By James Ong
Gosh this was a fun show! From beginning to end (including intermission), Fangirls was a beautifully crafted experience that combined a heartfelt script, wonderful design, fresh music and all around great performances in one of the best shows I’ve seen on the Belvoir stage.
We follow 14 year old Edna (Yve Blake) as she learns how to balance her school friends, her online circles and a maybe, ever-so-slightly fanatical obsession with teen pop sensation, Harry (last name not included). When Harry announces that his boy band True Connection is coming to Sydney, Edna’s grit, friendships and wallet are tested as she scrambles to finally meet her one true love.
As playwright, composer, lyricist and lead performer, Blake is certainly one artist to watch out for and her success in each of these disciplines is remarkable. In Fangirls, Blake shows tact and self-awareness, sidestepping the main pitfalls often found in self-devised pieces (ie. self-indulgence), instead crafting a finely-tuned showcase for all 7 actors to shine. In fact, each of them do! There is a consistent shine throughout the cast show, with each performer uniquely hilarious and building electric chemistry with their costars. Edna’s two best friends, Jules (Chika Ikogwe) and Brianna (Kimberley Hodgson), combine for a true highlight reel duo, rattling off with some crackling banter and a few brilliant one liners. The duo of Ayesha Madon and James Majoos stole the show at points with their palpable charisma in several side characters and Sharon Millerchip expertly tugged on the heartstrings as Edna’s mum, Caroline.
The MacGuffin of the story is Harry, played by real life one-name wonder, Ayden. The teen heartthrob gained fame through several reality TV appearances, including The Voice Australia, through which he has amassed a true-to-life teen/tween following. Ayden has been utilised perfectly here, deliciously hamming up his boy band persona.
The millennial/Gen Z experience is brought to vibrant life by an impressive and detailed design team that have filled the stage with bounds of character and authenticity. Thorough set and costume design help the world feel truly lived-in and showing the lives our characters lead outside those written in the script. Large LED screens shape the back wall and are used to project everything from a rap video backdrop, to a collage hundreds of vloggers and to mimic the dramatic, thumping lighting of a pop concert. It would be hard to authentically represent a modern teenager’s life without the use of screens, so leaning into them is a smart choice, that not only varies the storytelling techniques, but allowed for some versatile and impactful lighting effects.

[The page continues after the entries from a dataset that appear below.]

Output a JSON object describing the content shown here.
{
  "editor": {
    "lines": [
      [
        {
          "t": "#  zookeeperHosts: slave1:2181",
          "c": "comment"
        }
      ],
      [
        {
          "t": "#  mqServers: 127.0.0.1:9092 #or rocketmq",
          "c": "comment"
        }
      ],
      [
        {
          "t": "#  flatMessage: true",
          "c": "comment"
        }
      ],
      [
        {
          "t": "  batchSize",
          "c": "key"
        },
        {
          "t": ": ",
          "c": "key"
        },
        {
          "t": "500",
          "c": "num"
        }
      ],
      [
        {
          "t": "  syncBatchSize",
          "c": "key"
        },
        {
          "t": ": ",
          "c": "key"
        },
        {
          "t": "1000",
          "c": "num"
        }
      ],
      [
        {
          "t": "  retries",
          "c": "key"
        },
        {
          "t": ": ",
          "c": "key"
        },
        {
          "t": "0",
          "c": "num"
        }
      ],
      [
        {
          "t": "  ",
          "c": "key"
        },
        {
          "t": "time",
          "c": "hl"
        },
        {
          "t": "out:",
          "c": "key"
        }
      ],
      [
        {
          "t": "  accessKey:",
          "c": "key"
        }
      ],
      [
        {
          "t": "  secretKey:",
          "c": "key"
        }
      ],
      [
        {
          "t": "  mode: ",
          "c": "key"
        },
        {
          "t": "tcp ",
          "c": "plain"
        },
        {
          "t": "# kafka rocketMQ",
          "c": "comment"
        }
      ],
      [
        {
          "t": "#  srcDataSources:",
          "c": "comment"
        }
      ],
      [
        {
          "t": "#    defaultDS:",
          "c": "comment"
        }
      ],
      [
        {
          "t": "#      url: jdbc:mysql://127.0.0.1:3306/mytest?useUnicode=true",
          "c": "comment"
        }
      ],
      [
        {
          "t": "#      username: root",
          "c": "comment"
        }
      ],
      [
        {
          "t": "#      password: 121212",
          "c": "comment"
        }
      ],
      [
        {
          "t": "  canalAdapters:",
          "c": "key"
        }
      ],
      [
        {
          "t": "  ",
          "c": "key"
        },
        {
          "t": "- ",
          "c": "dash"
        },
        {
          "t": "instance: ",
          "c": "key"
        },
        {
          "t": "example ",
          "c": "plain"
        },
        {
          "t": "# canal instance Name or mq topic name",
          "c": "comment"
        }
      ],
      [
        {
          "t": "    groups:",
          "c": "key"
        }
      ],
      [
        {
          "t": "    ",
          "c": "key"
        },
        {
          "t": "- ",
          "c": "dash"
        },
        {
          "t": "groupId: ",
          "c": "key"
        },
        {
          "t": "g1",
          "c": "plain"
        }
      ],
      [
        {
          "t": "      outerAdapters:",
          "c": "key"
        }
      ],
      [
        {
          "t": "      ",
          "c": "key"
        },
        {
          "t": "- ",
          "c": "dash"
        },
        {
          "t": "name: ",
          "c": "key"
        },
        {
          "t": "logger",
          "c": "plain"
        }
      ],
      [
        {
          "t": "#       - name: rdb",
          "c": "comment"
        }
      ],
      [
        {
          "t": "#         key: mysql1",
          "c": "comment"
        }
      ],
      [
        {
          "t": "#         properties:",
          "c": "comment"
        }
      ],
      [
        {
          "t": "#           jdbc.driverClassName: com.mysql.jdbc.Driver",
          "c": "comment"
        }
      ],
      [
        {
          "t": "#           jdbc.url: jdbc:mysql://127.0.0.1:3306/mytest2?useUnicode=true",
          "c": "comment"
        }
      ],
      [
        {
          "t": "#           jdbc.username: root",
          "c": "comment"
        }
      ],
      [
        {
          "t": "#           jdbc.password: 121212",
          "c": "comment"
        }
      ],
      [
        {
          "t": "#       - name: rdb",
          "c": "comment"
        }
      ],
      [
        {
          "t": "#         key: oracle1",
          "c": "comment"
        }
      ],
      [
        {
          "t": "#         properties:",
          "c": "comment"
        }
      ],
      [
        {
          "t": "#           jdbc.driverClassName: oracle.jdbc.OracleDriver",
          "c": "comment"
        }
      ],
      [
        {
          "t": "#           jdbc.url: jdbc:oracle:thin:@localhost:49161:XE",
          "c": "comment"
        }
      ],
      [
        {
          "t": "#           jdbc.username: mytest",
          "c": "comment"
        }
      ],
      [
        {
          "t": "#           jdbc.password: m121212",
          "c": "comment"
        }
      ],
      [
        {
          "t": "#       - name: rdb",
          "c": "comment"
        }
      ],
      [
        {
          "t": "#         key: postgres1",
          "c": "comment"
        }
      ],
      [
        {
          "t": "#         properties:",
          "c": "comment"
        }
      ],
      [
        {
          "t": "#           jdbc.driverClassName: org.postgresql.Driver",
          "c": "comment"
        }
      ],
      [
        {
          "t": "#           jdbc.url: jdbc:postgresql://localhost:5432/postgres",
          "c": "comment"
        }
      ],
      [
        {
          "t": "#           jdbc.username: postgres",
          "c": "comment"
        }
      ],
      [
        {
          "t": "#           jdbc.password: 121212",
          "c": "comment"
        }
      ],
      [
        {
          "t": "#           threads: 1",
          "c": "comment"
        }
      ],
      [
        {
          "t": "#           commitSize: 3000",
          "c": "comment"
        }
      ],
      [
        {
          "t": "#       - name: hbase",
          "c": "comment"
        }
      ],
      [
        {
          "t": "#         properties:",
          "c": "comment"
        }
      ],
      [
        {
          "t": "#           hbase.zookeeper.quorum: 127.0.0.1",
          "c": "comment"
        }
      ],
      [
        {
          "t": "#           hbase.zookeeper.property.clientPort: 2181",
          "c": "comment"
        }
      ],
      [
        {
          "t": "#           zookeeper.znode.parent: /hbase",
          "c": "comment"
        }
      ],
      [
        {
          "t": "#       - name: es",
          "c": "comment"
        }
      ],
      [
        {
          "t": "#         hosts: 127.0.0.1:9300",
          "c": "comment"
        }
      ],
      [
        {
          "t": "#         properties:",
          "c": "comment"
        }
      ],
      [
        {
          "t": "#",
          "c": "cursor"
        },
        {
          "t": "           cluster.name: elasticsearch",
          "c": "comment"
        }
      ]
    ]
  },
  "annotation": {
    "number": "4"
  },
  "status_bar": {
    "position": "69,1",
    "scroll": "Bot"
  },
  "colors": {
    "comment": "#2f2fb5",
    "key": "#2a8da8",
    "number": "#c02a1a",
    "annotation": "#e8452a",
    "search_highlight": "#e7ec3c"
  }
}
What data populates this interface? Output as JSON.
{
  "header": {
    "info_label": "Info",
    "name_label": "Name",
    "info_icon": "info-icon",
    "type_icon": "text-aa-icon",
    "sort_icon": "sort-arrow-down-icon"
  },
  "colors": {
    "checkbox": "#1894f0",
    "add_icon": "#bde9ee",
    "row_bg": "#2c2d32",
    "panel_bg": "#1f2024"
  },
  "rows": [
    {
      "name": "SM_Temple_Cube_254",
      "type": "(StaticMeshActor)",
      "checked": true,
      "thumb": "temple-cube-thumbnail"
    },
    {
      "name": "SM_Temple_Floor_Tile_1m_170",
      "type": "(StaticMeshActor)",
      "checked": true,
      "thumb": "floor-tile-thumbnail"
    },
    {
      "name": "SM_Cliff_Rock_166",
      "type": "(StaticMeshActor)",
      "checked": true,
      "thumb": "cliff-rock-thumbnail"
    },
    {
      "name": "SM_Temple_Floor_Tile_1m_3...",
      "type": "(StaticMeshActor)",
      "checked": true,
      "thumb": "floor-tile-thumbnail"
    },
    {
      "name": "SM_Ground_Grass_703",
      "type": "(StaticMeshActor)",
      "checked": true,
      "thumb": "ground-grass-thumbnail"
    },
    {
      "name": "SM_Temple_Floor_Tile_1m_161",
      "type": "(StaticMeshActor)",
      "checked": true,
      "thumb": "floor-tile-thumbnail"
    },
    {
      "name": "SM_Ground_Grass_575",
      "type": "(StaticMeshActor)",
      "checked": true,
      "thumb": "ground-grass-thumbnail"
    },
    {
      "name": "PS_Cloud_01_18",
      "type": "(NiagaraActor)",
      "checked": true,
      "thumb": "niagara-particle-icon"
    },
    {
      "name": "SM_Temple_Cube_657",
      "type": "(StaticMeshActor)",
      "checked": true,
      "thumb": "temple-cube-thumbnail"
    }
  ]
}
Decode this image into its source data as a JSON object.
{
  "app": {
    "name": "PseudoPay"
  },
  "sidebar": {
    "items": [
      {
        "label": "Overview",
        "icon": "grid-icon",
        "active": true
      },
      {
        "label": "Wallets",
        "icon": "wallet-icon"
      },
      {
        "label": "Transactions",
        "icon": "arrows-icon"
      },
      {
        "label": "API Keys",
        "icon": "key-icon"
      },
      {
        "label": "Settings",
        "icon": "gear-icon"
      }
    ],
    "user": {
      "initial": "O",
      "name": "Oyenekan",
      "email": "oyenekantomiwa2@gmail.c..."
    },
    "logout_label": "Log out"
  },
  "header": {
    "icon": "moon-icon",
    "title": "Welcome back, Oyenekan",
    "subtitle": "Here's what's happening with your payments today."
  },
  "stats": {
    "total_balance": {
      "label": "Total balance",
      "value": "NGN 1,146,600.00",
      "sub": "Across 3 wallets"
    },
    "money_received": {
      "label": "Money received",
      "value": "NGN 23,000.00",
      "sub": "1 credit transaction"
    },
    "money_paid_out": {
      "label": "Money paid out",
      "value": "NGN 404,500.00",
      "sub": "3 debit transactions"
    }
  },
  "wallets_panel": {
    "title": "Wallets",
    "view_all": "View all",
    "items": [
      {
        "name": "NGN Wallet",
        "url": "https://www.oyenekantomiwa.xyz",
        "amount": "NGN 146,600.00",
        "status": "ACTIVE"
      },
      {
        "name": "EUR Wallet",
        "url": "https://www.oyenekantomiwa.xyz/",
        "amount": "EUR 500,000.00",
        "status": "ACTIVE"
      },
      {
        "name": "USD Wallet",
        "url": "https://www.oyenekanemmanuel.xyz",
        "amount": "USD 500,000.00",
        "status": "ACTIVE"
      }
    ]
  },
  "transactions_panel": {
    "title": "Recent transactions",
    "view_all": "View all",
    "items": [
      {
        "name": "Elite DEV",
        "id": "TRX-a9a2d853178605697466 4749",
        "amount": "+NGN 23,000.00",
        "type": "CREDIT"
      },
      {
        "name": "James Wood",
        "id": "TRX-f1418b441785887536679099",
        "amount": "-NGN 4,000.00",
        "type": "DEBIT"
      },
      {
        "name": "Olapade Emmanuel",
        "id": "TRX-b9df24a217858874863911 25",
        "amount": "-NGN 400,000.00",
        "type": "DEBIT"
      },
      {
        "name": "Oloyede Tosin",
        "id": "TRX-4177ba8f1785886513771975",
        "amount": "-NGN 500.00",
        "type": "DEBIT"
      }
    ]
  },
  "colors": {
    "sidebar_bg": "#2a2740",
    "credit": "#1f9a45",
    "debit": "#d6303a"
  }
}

The reason I’ve labelled Harry the MacGuffin is because ultimately, it doesn’t matter who he is. He simply functions as an object of desire for our protagonist to chase, and it seems that’s the crux of the show. For Edna, intense fandom is a way to muster and invest positive energy into something; an opportunity to dedicate herself entirely to something and find daily direction and purpose - something we all have found elusive in our adolescent years. Fangirls analyses the different functions that fandom takes in our lives, both positive and negative. It provides a sense of community, which can often lead to exclusion and division. The feverish passion that is intentionally built, is hard to control and is a slippery slope into obsession.
One topic that is touched on, but not fully explored is the double standard between fanboys and fangirls. A stereotypical boy sportsfan can scream at the TV and cry when their team loses, but the same passion is seen as silly and hysterical when it’s from a girl. That being said, a lot the actions our protagonist takes isn’t necessarily well-balanced.
In Fangirls, Yve Blake and Director Paige Rattray have assembled a fantastic new Australian musical, and it’s easy to see why the show has built such strong buzz after it’s launch in Brisbane earlier this year. Tackling a modern topic with an energetic and insightful spirit, Fangirls is an absolute cracker.
Image Credit: Brett Boardman
All opinions and thoughts expressed within reviews on Theatre Travels are those of the writer and not of the company at large.